Exercise requirements ->
Read the data, and whenever a line holds the word "JSON", report that line.
BEGIN Task inputs
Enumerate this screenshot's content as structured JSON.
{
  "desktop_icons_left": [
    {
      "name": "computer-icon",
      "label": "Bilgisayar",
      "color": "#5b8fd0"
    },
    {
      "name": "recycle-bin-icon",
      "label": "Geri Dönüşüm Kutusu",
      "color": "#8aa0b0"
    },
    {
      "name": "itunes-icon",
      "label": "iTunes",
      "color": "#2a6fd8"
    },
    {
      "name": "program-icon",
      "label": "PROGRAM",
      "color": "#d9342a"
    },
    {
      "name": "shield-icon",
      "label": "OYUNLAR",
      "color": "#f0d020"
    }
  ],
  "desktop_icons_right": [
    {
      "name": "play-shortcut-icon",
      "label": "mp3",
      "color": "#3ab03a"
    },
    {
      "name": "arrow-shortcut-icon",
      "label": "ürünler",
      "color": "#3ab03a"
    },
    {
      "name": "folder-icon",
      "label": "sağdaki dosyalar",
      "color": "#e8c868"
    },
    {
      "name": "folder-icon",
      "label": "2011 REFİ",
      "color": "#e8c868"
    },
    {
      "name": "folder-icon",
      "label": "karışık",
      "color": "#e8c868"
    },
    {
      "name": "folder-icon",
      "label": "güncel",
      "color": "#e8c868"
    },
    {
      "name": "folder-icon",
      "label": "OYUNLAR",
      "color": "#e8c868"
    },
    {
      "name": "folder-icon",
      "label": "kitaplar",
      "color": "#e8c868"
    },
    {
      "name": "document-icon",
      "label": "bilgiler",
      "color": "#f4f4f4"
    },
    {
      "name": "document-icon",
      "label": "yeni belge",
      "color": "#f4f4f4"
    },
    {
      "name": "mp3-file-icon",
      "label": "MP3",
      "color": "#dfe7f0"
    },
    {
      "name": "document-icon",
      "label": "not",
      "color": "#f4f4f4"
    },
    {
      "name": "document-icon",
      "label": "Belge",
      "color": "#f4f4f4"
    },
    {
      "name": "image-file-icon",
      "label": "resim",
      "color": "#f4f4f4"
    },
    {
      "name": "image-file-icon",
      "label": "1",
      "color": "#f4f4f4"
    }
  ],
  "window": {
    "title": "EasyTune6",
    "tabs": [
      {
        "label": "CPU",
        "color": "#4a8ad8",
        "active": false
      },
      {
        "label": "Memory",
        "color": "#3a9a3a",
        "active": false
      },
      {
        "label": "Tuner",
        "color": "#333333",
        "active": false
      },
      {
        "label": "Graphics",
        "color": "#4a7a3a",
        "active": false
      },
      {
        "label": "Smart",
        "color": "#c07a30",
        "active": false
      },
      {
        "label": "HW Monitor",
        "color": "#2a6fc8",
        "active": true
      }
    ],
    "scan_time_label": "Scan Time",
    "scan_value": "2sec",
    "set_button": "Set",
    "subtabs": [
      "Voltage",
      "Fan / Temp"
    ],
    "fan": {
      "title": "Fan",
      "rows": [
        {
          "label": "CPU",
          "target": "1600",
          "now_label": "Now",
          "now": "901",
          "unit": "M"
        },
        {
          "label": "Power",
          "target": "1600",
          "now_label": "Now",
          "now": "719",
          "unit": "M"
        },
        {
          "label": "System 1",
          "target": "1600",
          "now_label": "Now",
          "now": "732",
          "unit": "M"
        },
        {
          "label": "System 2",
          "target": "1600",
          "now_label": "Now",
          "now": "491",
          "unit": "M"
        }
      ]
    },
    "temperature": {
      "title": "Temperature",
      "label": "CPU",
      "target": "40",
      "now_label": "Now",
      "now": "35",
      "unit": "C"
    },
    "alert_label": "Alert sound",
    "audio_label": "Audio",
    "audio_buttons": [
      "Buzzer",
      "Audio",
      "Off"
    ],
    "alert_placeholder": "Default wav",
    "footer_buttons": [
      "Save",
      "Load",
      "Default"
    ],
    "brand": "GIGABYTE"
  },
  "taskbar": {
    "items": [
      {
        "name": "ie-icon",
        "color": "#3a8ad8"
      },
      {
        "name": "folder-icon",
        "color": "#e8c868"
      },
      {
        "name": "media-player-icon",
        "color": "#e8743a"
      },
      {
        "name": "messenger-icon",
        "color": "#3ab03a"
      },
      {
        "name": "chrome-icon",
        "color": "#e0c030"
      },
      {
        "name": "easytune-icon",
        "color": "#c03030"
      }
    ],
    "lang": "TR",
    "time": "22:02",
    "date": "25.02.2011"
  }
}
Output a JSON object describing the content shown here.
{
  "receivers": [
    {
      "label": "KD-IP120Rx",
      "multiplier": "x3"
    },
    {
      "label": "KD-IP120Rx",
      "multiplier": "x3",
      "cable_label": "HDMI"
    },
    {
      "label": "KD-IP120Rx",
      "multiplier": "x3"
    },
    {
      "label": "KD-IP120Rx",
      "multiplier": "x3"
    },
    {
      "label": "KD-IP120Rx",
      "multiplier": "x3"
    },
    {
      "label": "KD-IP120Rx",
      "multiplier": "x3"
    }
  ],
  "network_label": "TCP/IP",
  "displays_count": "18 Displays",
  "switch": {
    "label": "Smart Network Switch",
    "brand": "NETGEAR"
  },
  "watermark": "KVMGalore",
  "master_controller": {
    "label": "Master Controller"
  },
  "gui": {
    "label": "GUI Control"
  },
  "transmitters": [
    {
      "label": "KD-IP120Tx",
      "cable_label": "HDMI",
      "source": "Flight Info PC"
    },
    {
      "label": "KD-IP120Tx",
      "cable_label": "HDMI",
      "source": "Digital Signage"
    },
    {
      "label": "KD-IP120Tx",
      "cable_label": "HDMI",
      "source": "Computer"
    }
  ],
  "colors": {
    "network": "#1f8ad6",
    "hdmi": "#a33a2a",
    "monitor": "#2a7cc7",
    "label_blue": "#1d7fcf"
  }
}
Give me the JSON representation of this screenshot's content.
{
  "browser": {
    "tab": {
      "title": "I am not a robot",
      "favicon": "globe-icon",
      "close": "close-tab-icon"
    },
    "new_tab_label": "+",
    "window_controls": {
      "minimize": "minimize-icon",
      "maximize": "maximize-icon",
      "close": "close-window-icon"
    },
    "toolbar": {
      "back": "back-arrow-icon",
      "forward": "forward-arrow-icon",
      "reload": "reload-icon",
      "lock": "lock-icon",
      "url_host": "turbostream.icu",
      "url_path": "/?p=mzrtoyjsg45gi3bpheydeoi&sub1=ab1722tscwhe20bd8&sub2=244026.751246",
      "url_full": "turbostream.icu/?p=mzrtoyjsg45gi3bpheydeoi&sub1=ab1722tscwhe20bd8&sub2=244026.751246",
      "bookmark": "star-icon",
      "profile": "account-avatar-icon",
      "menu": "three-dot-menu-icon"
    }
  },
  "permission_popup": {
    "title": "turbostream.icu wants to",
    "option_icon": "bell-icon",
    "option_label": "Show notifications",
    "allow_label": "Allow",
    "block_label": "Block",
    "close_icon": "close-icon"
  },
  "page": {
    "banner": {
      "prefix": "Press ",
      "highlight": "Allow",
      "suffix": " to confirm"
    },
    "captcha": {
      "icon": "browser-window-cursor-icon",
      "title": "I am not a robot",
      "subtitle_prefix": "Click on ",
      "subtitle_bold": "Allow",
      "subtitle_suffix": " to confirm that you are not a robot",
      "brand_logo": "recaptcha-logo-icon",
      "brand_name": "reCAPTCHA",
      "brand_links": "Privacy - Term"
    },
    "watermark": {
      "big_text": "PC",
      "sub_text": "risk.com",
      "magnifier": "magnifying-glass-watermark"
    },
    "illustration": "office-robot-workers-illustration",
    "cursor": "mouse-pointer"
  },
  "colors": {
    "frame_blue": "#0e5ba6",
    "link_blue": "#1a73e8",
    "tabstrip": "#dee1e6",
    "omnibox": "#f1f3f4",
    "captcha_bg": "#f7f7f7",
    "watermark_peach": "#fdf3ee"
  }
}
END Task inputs
Exercise result ->
Enumerate this screenshot's content as structured JSON.
Output a JSON object describing the content shown here.
Give me the JSON representation of this screenshot's content.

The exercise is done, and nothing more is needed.